Extracted data entries
· · · ·

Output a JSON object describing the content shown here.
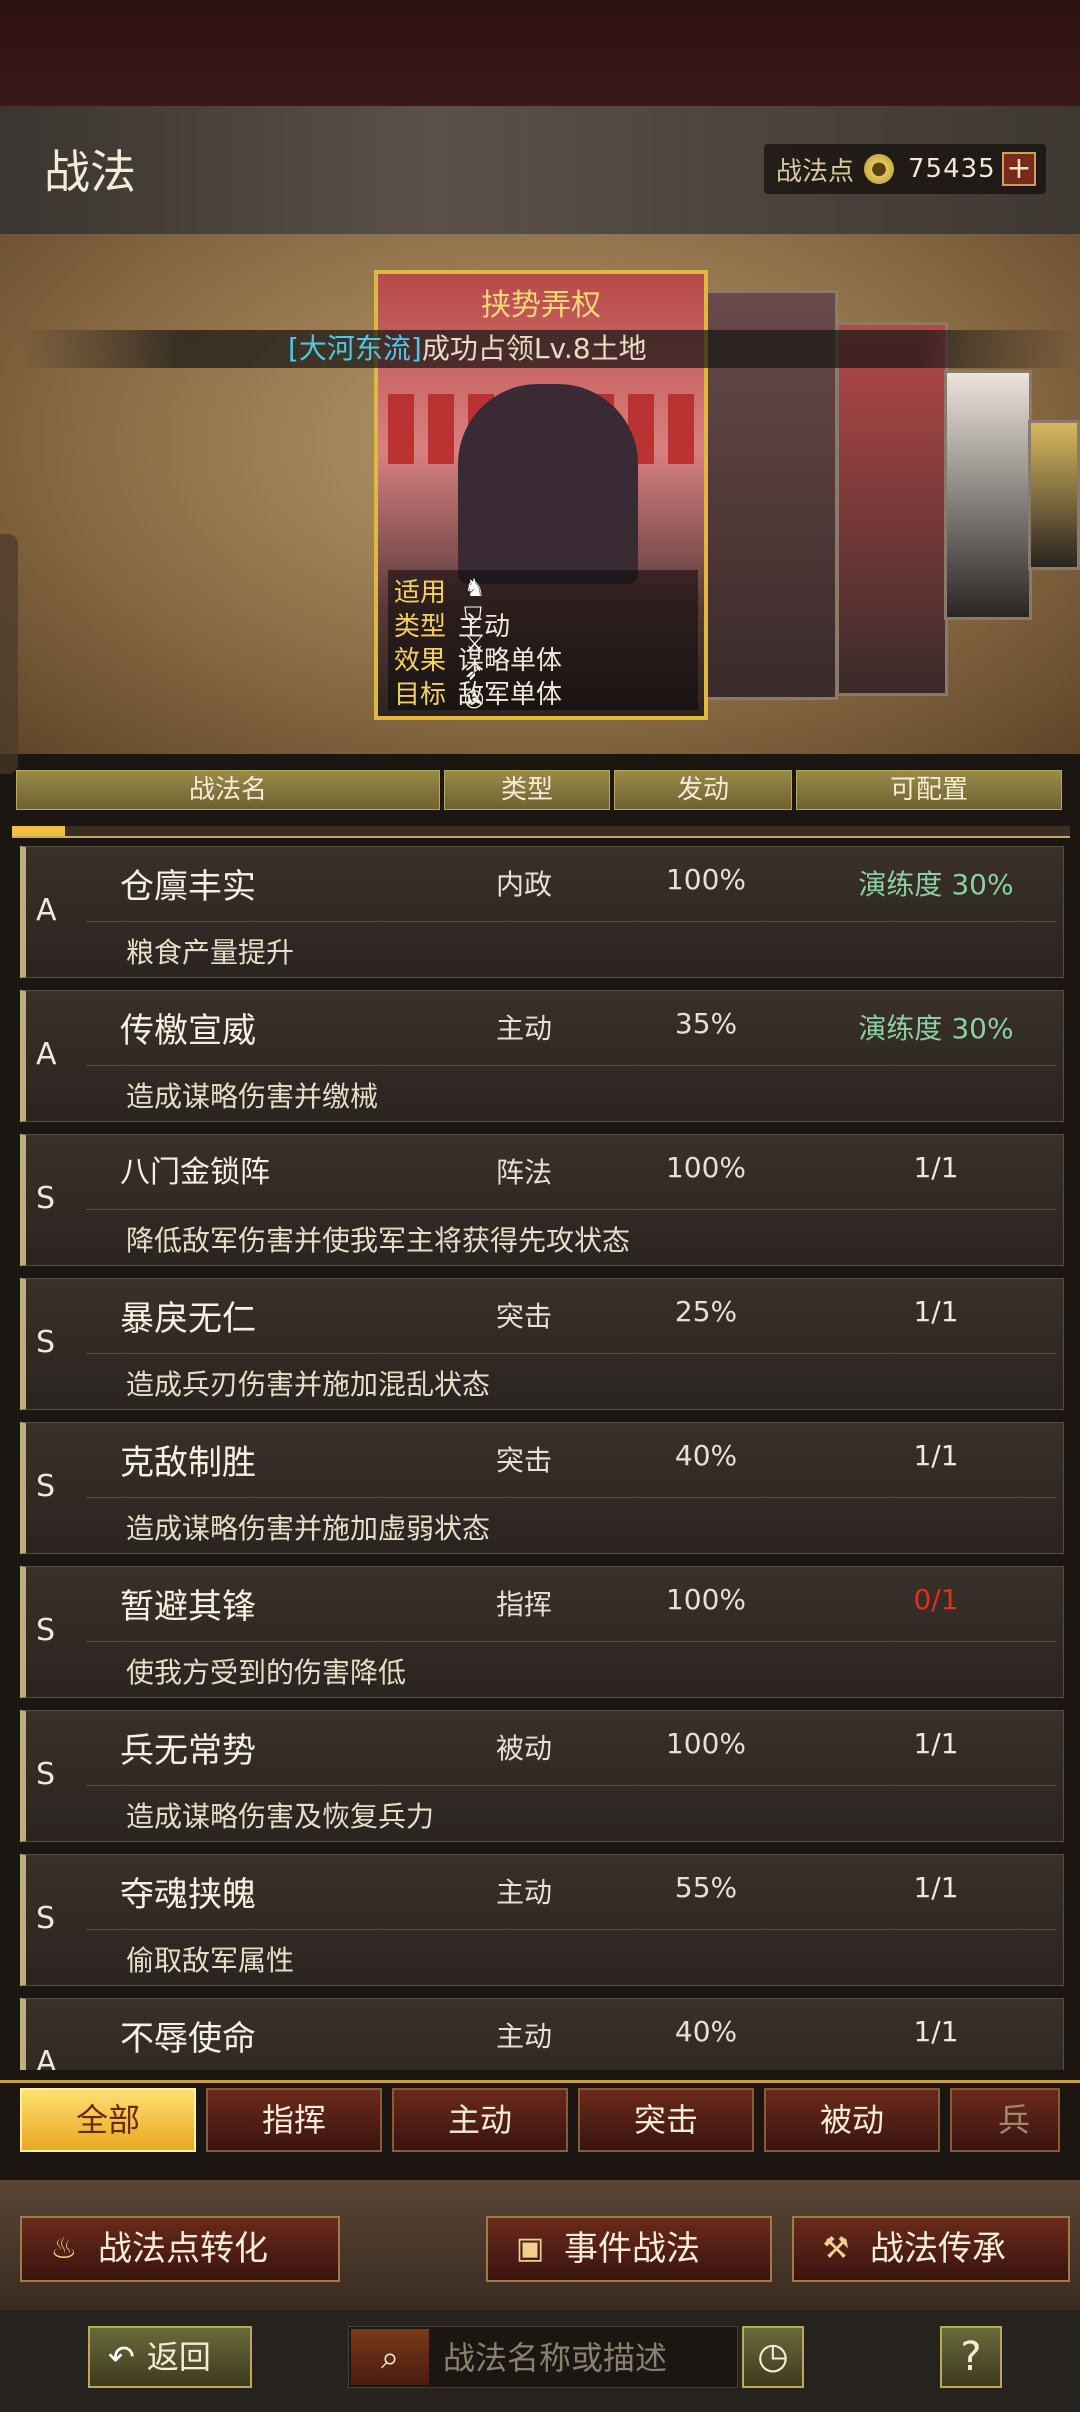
{
  "header": {
    "title": "战法",
    "points_label": "战法点",
    "points_value": "75435",
    "plus": "+"
  },
  "notice": {
    "highlight": "[大河东流]",
    "text": "成功占领Lv.8土地"
  },
  "card": {
    "name": "挟势弄权",
    "icons_label": "适用",
    "icons": "♞ ⛉ ⚔ ➶ ✇",
    "type_label": "类型",
    "type_value": "主动",
    "effect_label": "效果",
    "effect_value": "谋略单体",
    "target_label": "目标",
    "target_value": "敌军单体"
  },
  "columns": [
    "战法名",
    "类型",
    "发动",
    "可配置"
  ],
  "list_progress": 0.05,
  "skills": [
    {
      "grade": "A",
      "name": "仓廪丰实",
      "type": "内政",
      "rate": "100%",
      "avail": "演练度 30%",
      "desc": "粮食产量提升"
    },
    {
      "grade": "A",
      "name": "传檄宣威",
      "type": "主动",
      "rate": "35%",
      "avail": "演练度 30%",
      "desc": "造成谋略伤害并缴械"
    },
    {
      "grade": "S",
      "name": "八门金锁阵",
      "type": "阵法",
      "rate": "100%",
      "avail": "1/1",
      "desc": "降低敌军伤害并使我军主将获得先攻状态"
    },
    {
      "grade": "S",
      "name": "暴戾无仁",
      "type": "突击",
      "rate": "25%",
      "avail": "1/1",
      "desc": "造成兵刃伤害并施加混乱状态"
    },
    {
      "grade": "S",
      "name": "克敌制胜",
      "type": "突击",
      "rate": "40%",
      "avail": "1/1",
      "desc": "造成谋略伤害并施加虚弱状态"
    },
    {
      "grade": "S",
      "name": "暂避其锋",
      "type": "指挥",
      "rate": "100%",
      "avail": "0/1",
      "desc": "使我方受到的伤害降低"
    },
    {
      "grade": "S",
      "name": "兵无常势",
      "type": "被动",
      "rate": "100%",
      "avail": "1/1",
      "desc": "造成谋略伤害及恢复兵力"
    },
    {
      "grade": "S",
      "name": "夺魂挟魄",
      "type": "主动",
      "rate": "55%",
      "avail": "1/1",
      "desc": "偷取敌军属性"
    },
    {
      "grade": "A",
      "name": "不辱使命",
      "type": "主动",
      "rate": "40%",
      "avail": "1/1",
      "desc": ""
    }
  ],
  "colors": {
    "avail_green": "#8ad0a0",
    "avail_red": "#e03020",
    "active_tab": "#f0c040"
  },
  "tabs": [
    "全部",
    "指挥",
    "主动",
    "突击",
    "被动",
    "兵种"
  ],
  "actions": {
    "convert": "战法点转化",
    "event": "事件战法",
    "inherit": "战法传承"
  },
  "footer": {
    "back": "返回",
    "search_placeholder": "战法名称或描述",
    "help": "?"
  }
}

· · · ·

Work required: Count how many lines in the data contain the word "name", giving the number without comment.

Result for this task: 10